Scientists at the Genome Sciences Centre of the British Columbia Cancer Agency have assembled a human genome de novo from short paired-end reads that Illumina generated on its Genome Analyzer.
The unpublished analysis, first presented last month at the Short Read Special Interest Group meeting during the Intelligent Systems for Molecular Biology conference in Toronto, represents one of the first de novo assemblies — if not the first — of a human genome from short-read sequence data.

Get the full story with
GenomeWeb Premium

Only $95 for the
first 90 days*

A trial upgrade to GenomeWeb Premium gives you full site access, interest-based email alerts, access to archives, and more. Never miss another important industry story.

Try GenomeWeb Premium now.

Already a GenomeWeb Premium member? Login Now.
Or, See if your institution qualifies for premium access.

*Before your trial expires, we’ll put together a custom quote with your long-term premium options.

Not ready for premium?

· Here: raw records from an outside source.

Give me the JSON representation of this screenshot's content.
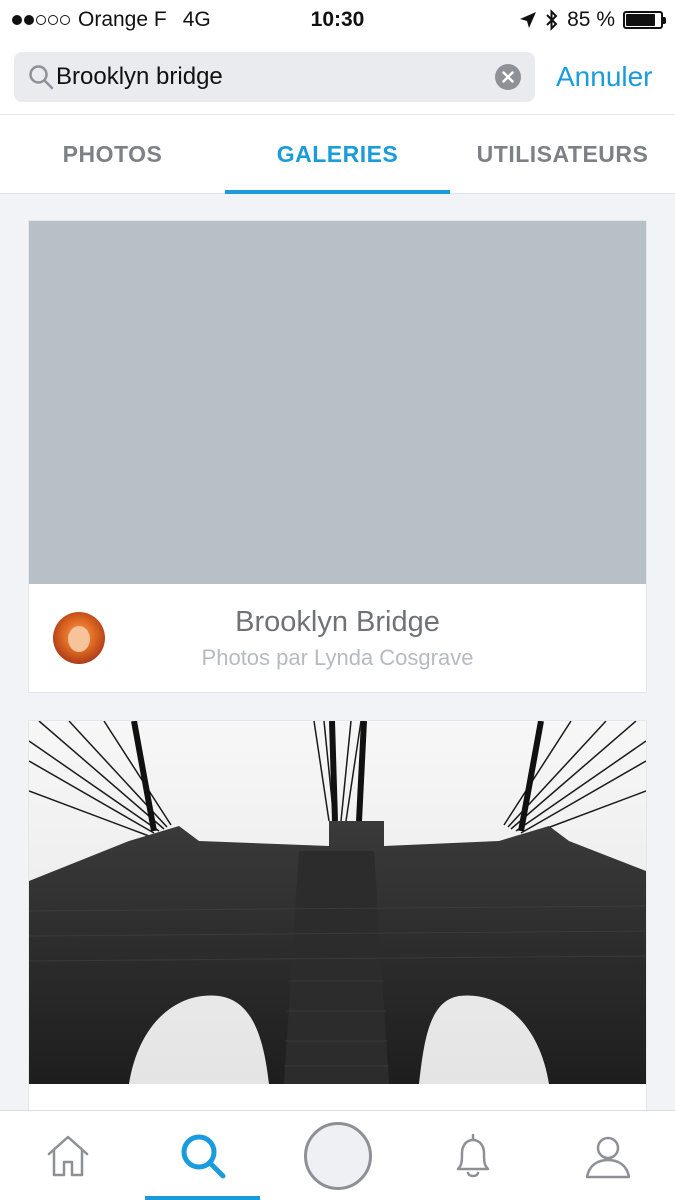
{
  "status_bar": {
    "carrier": "Orange F",
    "network": "4G",
    "time": "10:30",
    "battery": "85 %",
    "battery_level": 0.85
  },
  "search": {
    "query": "Brooklyn bridge",
    "cancel_label": "Annuler"
  },
  "tabs": [
    {
      "label": "PHOTOS",
      "active": false
    },
    {
      "label": "GALERIES",
      "active": true
    },
    {
      "label": "UTILISATEURS",
      "active": false
    }
  ],
  "galleries": [
    {
      "title": "Brooklyn Bridge",
      "subtitle": "Photos par Lynda Cosgrave"
    }
  ],
  "bottom_nav": [
    {
      "icon": "home-icon"
    },
    {
      "icon": "search-icon",
      "active": true
    },
    {
      "icon": "capture-button"
    },
    {
      "icon": "bell-icon"
    },
    {
      "icon": "profile-icon"
    }
  ],
  "colors": {
    "accent": "#1a9bdc",
    "placeholder": "#b8c0c7"
  }
}
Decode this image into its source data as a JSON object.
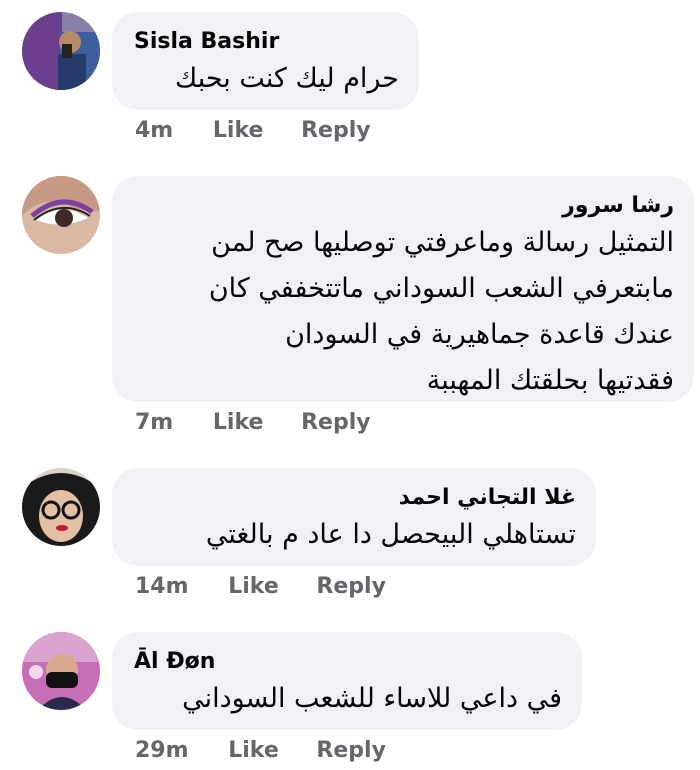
{
  "comments": [
    {
      "author": "Sisla Bashir",
      "text": "حرام ليك كنت بحبك",
      "time": "4m",
      "like_label": "Like",
      "reply_label": "Reply"
    },
    {
      "author": "رشا سرور",
      "text": "التمثيل رسالة وماعرفتي توصليها صح لمن\nمابتعرفي الشعب السوداني ماتتخففي كان\nعندك قاعدة جماهيرية في السودان\nفقدتيها بحلقتك المهببة",
      "time": "7m",
      "like_label": "Like",
      "reply_label": "Reply"
    },
    {
      "author": "غلا التجاني احمد",
      "text": "تستاهلي البيحصل دا عاد م بالغتي",
      "time": "14m",
      "like_label": "Like",
      "reply_label": "Reply"
    },
    {
      "author": "Āl Đøn",
      "text": "في داعي للاساء للشعب السوداني",
      "time": "29m",
      "like_label": "Like",
      "reply_label": "Reply"
    }
  ]
}
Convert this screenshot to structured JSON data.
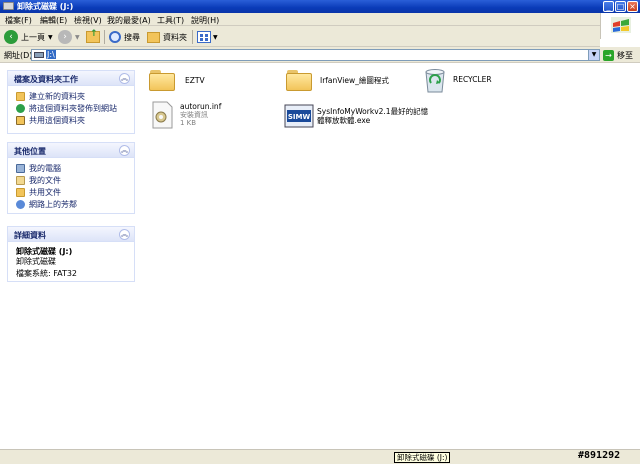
{
  "window": {
    "title": "卸除式磁碟 (J:)"
  },
  "menubar": {
    "items": [
      "檔案(F)",
      "編輯(E)",
      "檢視(V)",
      "我的最愛(A)",
      "工具(T)",
      "說明(H)"
    ]
  },
  "toolbar": {
    "back_label": "上一頁",
    "search_label": "搜尋",
    "folders_label": "資料夾"
  },
  "address": {
    "label": "網址(D)",
    "value": "J:\\",
    "go_label": "移至"
  },
  "tasks_panel": {
    "title": "檔案及資料夾工作",
    "items": [
      {
        "label": "建立新的資料夾",
        "icon": "new-folder-icon"
      },
      {
        "label": "將這個資料夾發佈到網站",
        "icon": "publish-web-icon"
      },
      {
        "label": "共用這個資料夾",
        "icon": "share-folder-icon"
      }
    ]
  },
  "places_panel": {
    "title": "其他位置",
    "items": [
      {
        "label": "我的電腦",
        "icon": "my-computer-icon"
      },
      {
        "label": "我的文件",
        "icon": "my-documents-icon"
      },
      {
        "label": "共用文件",
        "icon": "shared-documents-icon"
      },
      {
        "label": "網路上的芳鄰",
        "icon": "network-places-icon"
      }
    ]
  },
  "details_panel": {
    "title": "詳細資料",
    "name": "卸除式磁碟 (J:)",
    "type": "卸除式磁碟",
    "filesystem": "檔案系統: FAT32"
  },
  "files": [
    {
      "name": "EZTV",
      "icon": "folder-icon"
    },
    {
      "name": "IrfanView_繪圖程式",
      "icon": "folder-icon"
    },
    {
      "name": "RECYCLER",
      "icon": "recycle-bin-icon"
    },
    {
      "name": "autorun.inf",
      "type": "安裝資訊",
      "size": "1 KB",
      "icon": "setup-info-icon"
    },
    {
      "name_line1": "SysInfoMyWorkv2.1最好的記憶",
      "name_line2": "體釋放軟體.exe",
      "icon": "app-exe-icon"
    }
  ],
  "status": {
    "tooltip": "卸除式磁碟 (J:)",
    "watermark": "#891292"
  },
  "colors": {
    "titlebar": "#0a3bb8",
    "chrome": "#ece9d8",
    "selection": "#316ac5",
    "task_link": "#1a2a6c"
  }
}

Register for Free Content
You can still register for access to our free content.

The London School of Economics' Daniele Fanelli argues at the Proceedings of the National Academy of Sciences that the reproducibility crisis in science isn't as dire as some say.

A team of researchers in Portugal has examined the genomic basis for racing pigeons' athleticism and navigational skills, finding it's likely polygenic.

Wired reports that diagnostic firms continue to seek, post-Theranos, the ability to diagnose diseases from small amounts of blood.

In Science this week: analysis of DNA from ancient North Africans, and more.

Sponsored by
Thermo Fisher Scientific

In this webinar, the first in the “New Frontiers in Liquid Biopsy Research” series, Bea Bellosillo, head of pathology at the Hospital del Mar, will discuss her experience evaluating an early-access lung cancer panel that detects copy number variants and fusions.